── Data supplied ──
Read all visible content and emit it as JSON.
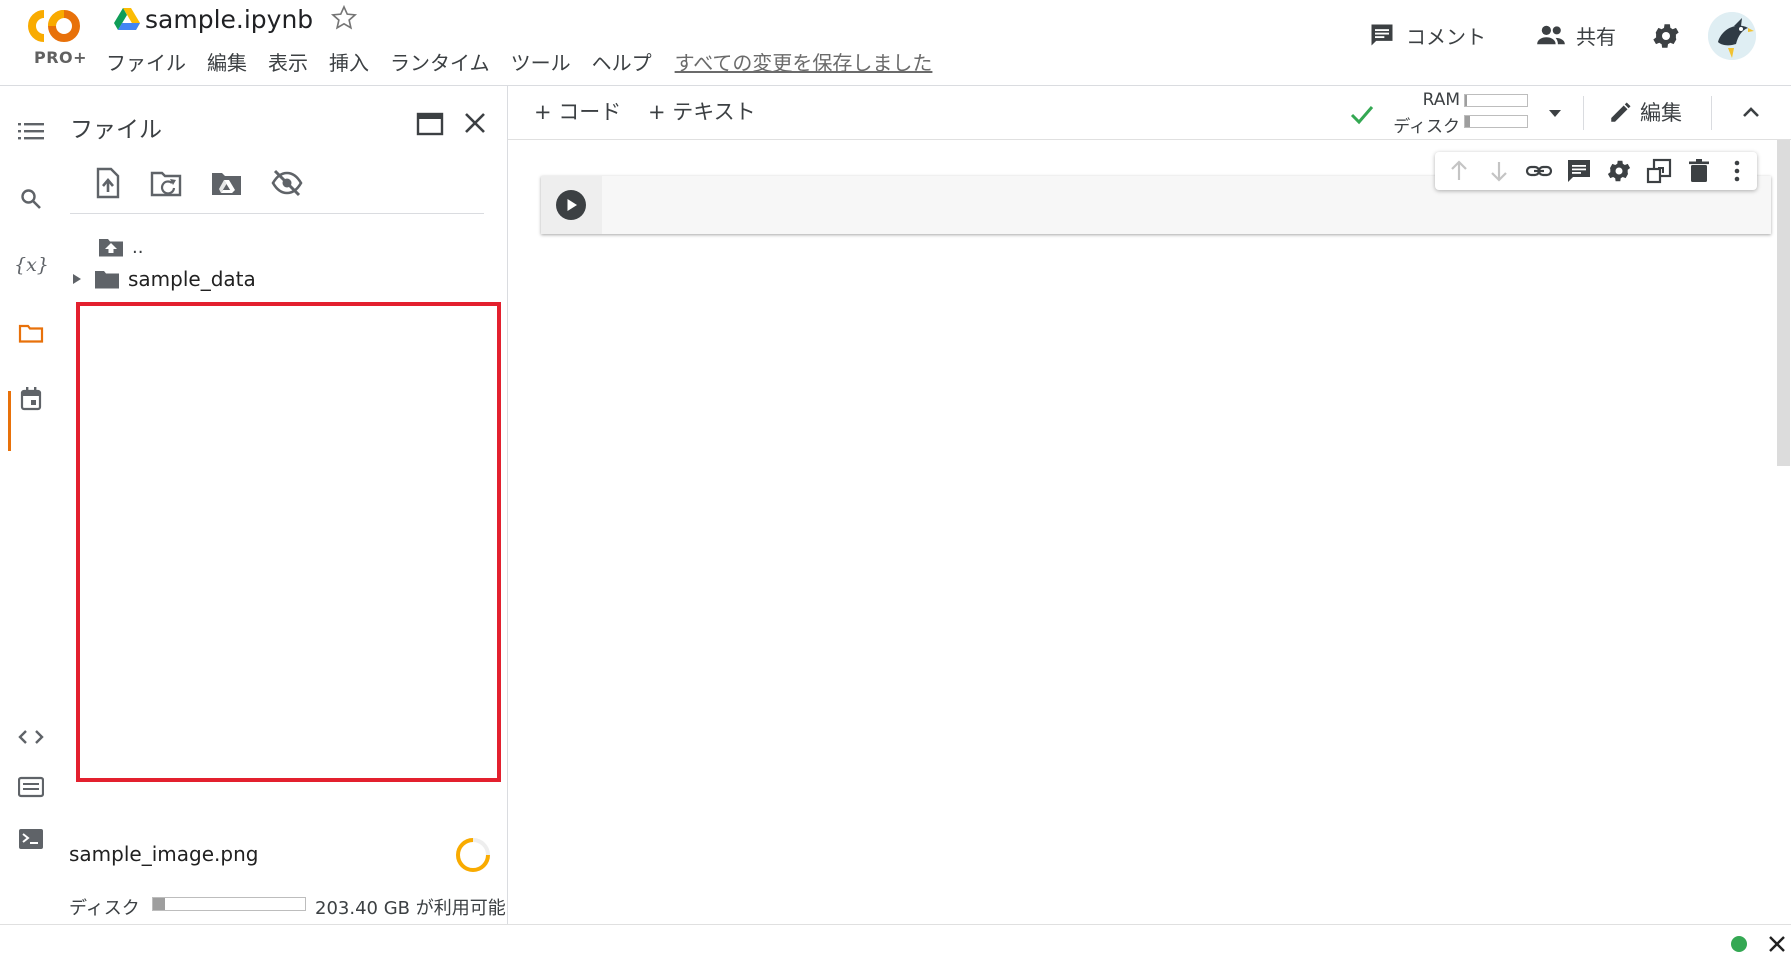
{
  "header": {
    "logo_text": "PRO+",
    "notebook_title": "sample.ipynb",
    "menu": [
      "ファイル",
      "編集",
      "表示",
      "挿入",
      "ランタイム",
      "ツール",
      "ヘルプ"
    ],
    "save_status": "すべての変更を保存しました",
    "comment_label": "コメント",
    "share_label": "共有"
  },
  "file_panel": {
    "title": "ファイル",
    "parent_dir": "..",
    "folder_name": "sample_data",
    "upload_file": "sample_image.png",
    "disk_label": "ディスク",
    "disk_free": "203.40 GB が利用可能",
    "disk_used_fraction": 0.08
  },
  "toolbar": {
    "add_code": "+ コード",
    "add_text": "+ テキスト",
    "ram_label": "RAM",
    "disk_label": "ディスク",
    "ram_fraction": 0.04,
    "disk_fraction": 0.08,
    "edit_label": "編集"
  },
  "colors": {
    "accent_orange": "#e8710a",
    "drop_box_red": "#e3202e",
    "connected_green": "#34a853"
  }
}
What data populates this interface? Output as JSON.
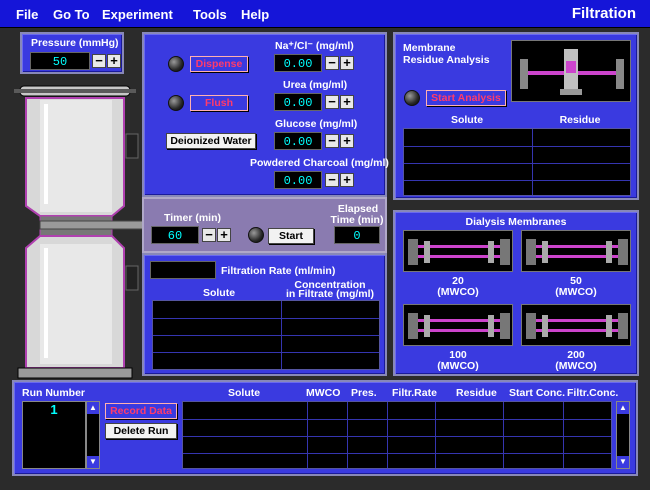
{
  "menu": {
    "items": [
      "File",
      "Go To",
      "Experiment",
      "Tools",
      "Help"
    ],
    "title": "Filtration"
  },
  "pressure": {
    "label": "Pressure (mmHg)",
    "value": "50"
  },
  "solutions": {
    "nacl": {
      "label": "Na⁺/Cl⁻ (mg/ml)",
      "value": "0.00"
    },
    "urea": {
      "label": "Urea (mg/ml)",
      "value": "0.00"
    },
    "glucose": {
      "label": "Glucose (mg/ml)",
      "value": "0.00"
    },
    "charcoal": {
      "label": "Powdered Charcoal (mg/ml)",
      "value": "0.00"
    },
    "dispense_label": "Dispense",
    "flush_label": "Flush",
    "deionized_label": "Deionized Water"
  },
  "membrane_analysis": {
    "title_line1": "Membrane",
    "title_line2": "Residue Analysis",
    "start_label": "Start Analysis",
    "col_solute": "Solute",
    "col_residue": "Residue"
  },
  "timer": {
    "label": "Timer (min)",
    "value": "60",
    "start_label": "Start",
    "elapsed_line1": "Elapsed",
    "elapsed_line2": "Time (min)",
    "elapsed_value": "0"
  },
  "filtration": {
    "rate_label": "Filtration Rate (ml/min)",
    "rate_value": "",
    "col_solute": "Solute",
    "col_conc_line1": "Concentration",
    "col_conc_line2": "in Filtrate (mg/ml)"
  },
  "dialysis": {
    "title": "Dialysis Membranes",
    "membranes": [
      {
        "value": "20",
        "unit": "(MWCO)"
      },
      {
        "value": "50",
        "unit": "(MWCO)"
      },
      {
        "value": "100",
        "unit": "(MWCO)"
      },
      {
        "value": "200",
        "unit": "(MWCO)"
      }
    ]
  },
  "runs": {
    "label": "Run Number",
    "current": "1",
    "record_label": "Record Data",
    "delete_label": "Delete Run",
    "columns": [
      "Solute",
      "MWCO",
      "Pres.",
      "Filtr.Rate",
      "Residue",
      "Start Conc.",
      "Filtr.Conc."
    ]
  },
  "colors": {
    "accent": "#3a3ae0",
    "menubar": "#1515d8",
    "lcd_text": "#00ffff",
    "alert_red": "#ff3b6b",
    "timer_panel": "#8a7bb0"
  }
}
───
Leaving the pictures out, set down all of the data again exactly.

▶ [Written answer]:
Read all visible content and emit it as JSON.
{
  "header": {
    "logo_text": "PRO+",
    "notebook_title": "sample.ipynb",
    "menu": [
      "ファイル",
      "編集",
      "表示",
      "挿入",
      "ランタイム",
      "ツール",
      "ヘルプ"
    ],
    "save_status": "すべての変更を保存しました",
    "comment_label": "コメント",
    "share_label": "共有"
  },
  "file_panel": {
    "title": "ファイル",
    "parent_dir": "..",
    "folder_name": "sample_data",
    "upload_file": "sample_image.png",
    "disk_label": "ディスク",
    "disk_free": "203.40 GB が利用可能",
    "disk_used_fraction": 0.08
  },
  "toolbar": {
    "add_code": "+ コード",
    "add_text": "+ テキスト",
    "ram_label": "RAM",
    "disk_label": "ディスク",
    "ram_fraction": 0.04,
    "disk_fraction": 0.08,
    "edit_label": "編集"
  },
  "colors": {
    "accent_orange": "#e8710a",
    "drop_box_red": "#e3202e",
    "connected_green": "#34a853"
  }
}
What data populates this interface? Output as JSON.
{
  "menu": {
    "items": [
      "File",
      "Go To",
      "Experiment",
      "Tools",
      "Help"
    ],
    "title": "Filtration"
  },
  "pressure": {
    "label": "Pressure (mmHg)",
    "value": "50"
  },
  "solutions": {
    "nacl": {
      "label": "Na⁺/Cl⁻ (mg/ml)",
      "value": "0.00"
    },
    "urea": {
      "label": "Urea (mg/ml)",
      "value": "0.00"
    },
    "glucose": {
      "label": "Glucose (mg/ml)",
      "value": "0.00"
    },
    "charcoal": {
      "label": "Powdered Charcoal (mg/ml)",
      "value": "0.00"
    },
    "dispense_label": "Dispense",
    "flush_label": "Flush",
    "deionized_label": "Deionized Water"
  },
  "membrane_analysis": {
    "title_line1": "Membrane",
    "title_line2": "Residue Analysis",
    "start_label": "Start Analysis",
    "col_solute": "Solute",
    "col_residue": "Residue"
  },
  "timer": {
    "label": "Timer (min)",
    "value": "60",
    "start_label": "Start",
    "elapsed_line1": "Elapsed",
    "elapsed_line2": "Time (min)",
    "elapsed_value": "0"
  },
  "filtration": {
    "rate_label": "Filtration Rate (ml/min)",
    "rate_value": "",
    "col_solute": "Solute",
    "col_conc_line1": "Concentration",
    "col_conc_line2": "in Filtrate (mg/ml)"
  },
  "dialysis": {
    "title": "Dialysis Membranes",
    "membranes": [
      {
        "value": "20",
        "unit": "(MWCO)"
      },
      {
        "value": "50",
        "unit": "(MWCO)"
      },
      {
        "value": "100",
        "unit": "(MWCO)"
      },
      {
        "value": "200",
        "unit": "(MWCO)"
      }
    ]
  },
  "runs": {
    "label": "Run Number",
    "current": "1",
    "record_label": "Record Data",
    "delete_label": "Delete Run",
    "columns": [
      "Solute",
      "MWCO",
      "Pres.",
      "Filtr.Rate",
      "Residue",
      "Start Conc.",
      "Filtr.Conc."
    ]
  },
  "colors": {
    "accent": "#3a3ae0",
    "menubar": "#1515d8",
    "lcd_text": "#00ffff",
    "alert_red": "#ff3b6b",
    "timer_panel": "#8a7bb0"
  }
}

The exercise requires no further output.